These changes in forest and rangeland ecosystems also affect the biodiversity and productivity of native species. Compared to other regions, the Northeastern U.S. has been experiencing fewer drought-induced mortality events, which may be attributed to the high buffering capacity of carbon stores. During droughts, tree growth and canopy photosynthesis are negatively affected, which may decrease the carbon sink strength of forests.
Tree species in the Northeastern U.S. have adapted to drought through isohydric regulation of leaf water potential, and they also exhibit little change in leaf water potential during drought. Such a decline is expected for species in the Northeastern U.S. and Canada. A similar pattern can be observed for anisohydric species in the Southwest U.S., but the latter has a smaller range of adaptations.
Studies have indicated that drought and other stressors may have an additive effect on tree mortality. In particular, studies of drought and nitrogen have found that the two stressors together have greater effects on tree mortality.
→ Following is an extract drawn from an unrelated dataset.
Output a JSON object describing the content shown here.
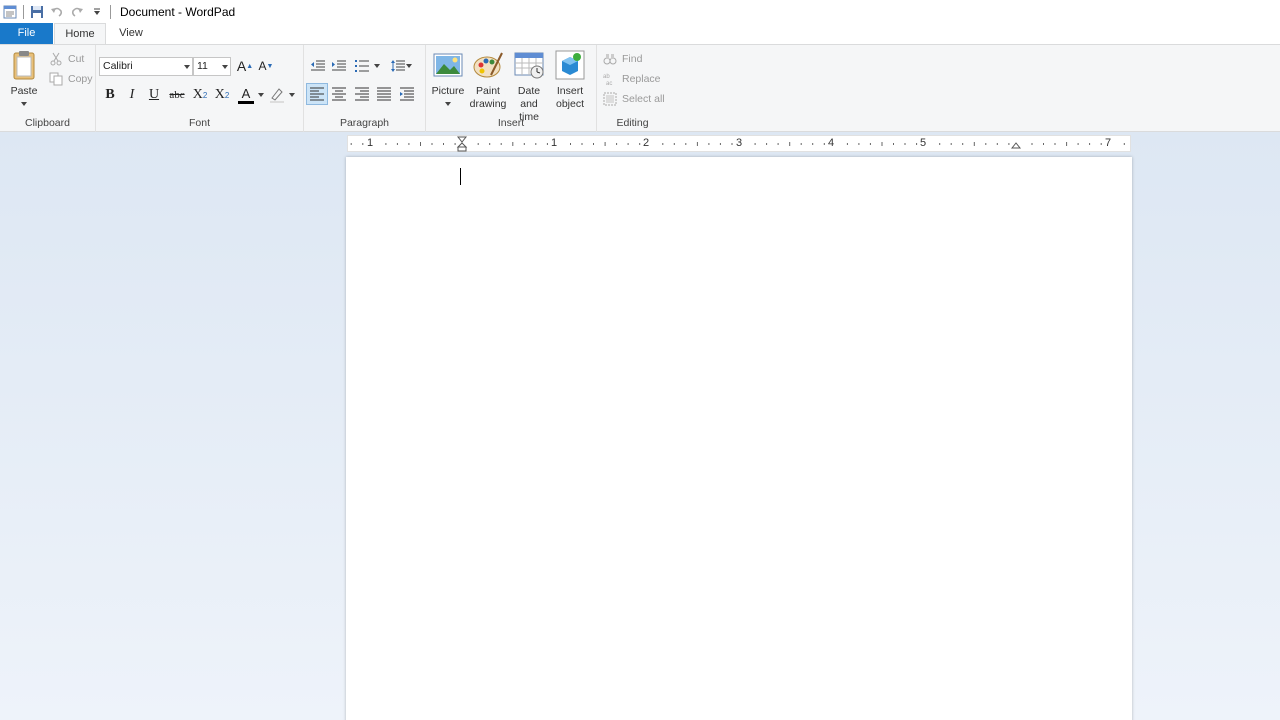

Impacts of drought on tree mortality
Scientists at the U.S. Forest Service authored a report on the effects of drought on tree mortality. The results were particularly severe in California, where 58 million trees died due to a lack of water. In addition, warming has facilitated the growth of bark beetles, one of the essential biotic agents responsible for tree mortality in the Western U.S. Drought has weakened host trees, which provide breeding grounds for beetles. In addition, warming has increased their range. In the Forest Service report, scientists recommend mitigation measures, such as managing reliable water flow and modifying structural components of vegetation.
The authors used information from 131 forest and rangeland sites in North America to assess the effects of drought on tree mortality. Overall, they found that drought-related mortality was much higher than background rates. However, they noted that other factors could contribute to the observed mortality rates. Contributors to the study assessed mortality rates of dominant species and subsequent replacements. Despite the small scale of the research, the authors found that drought-related mortality was associated with significant changes in community structure and composition.
In addition to affecting forest health, drought also affects human well-being. Increased drought severity can lead to water availability and quality changes, decreasing recreational opportunities, decreasing rangeland suitability for livestock grazing, and increasing the risk of wildfire. As climate change worsens, the U.S. Forest Service will continue to assess how drought may affect tree mortality. Tropical rainforests are among the most vulnerable species to drought.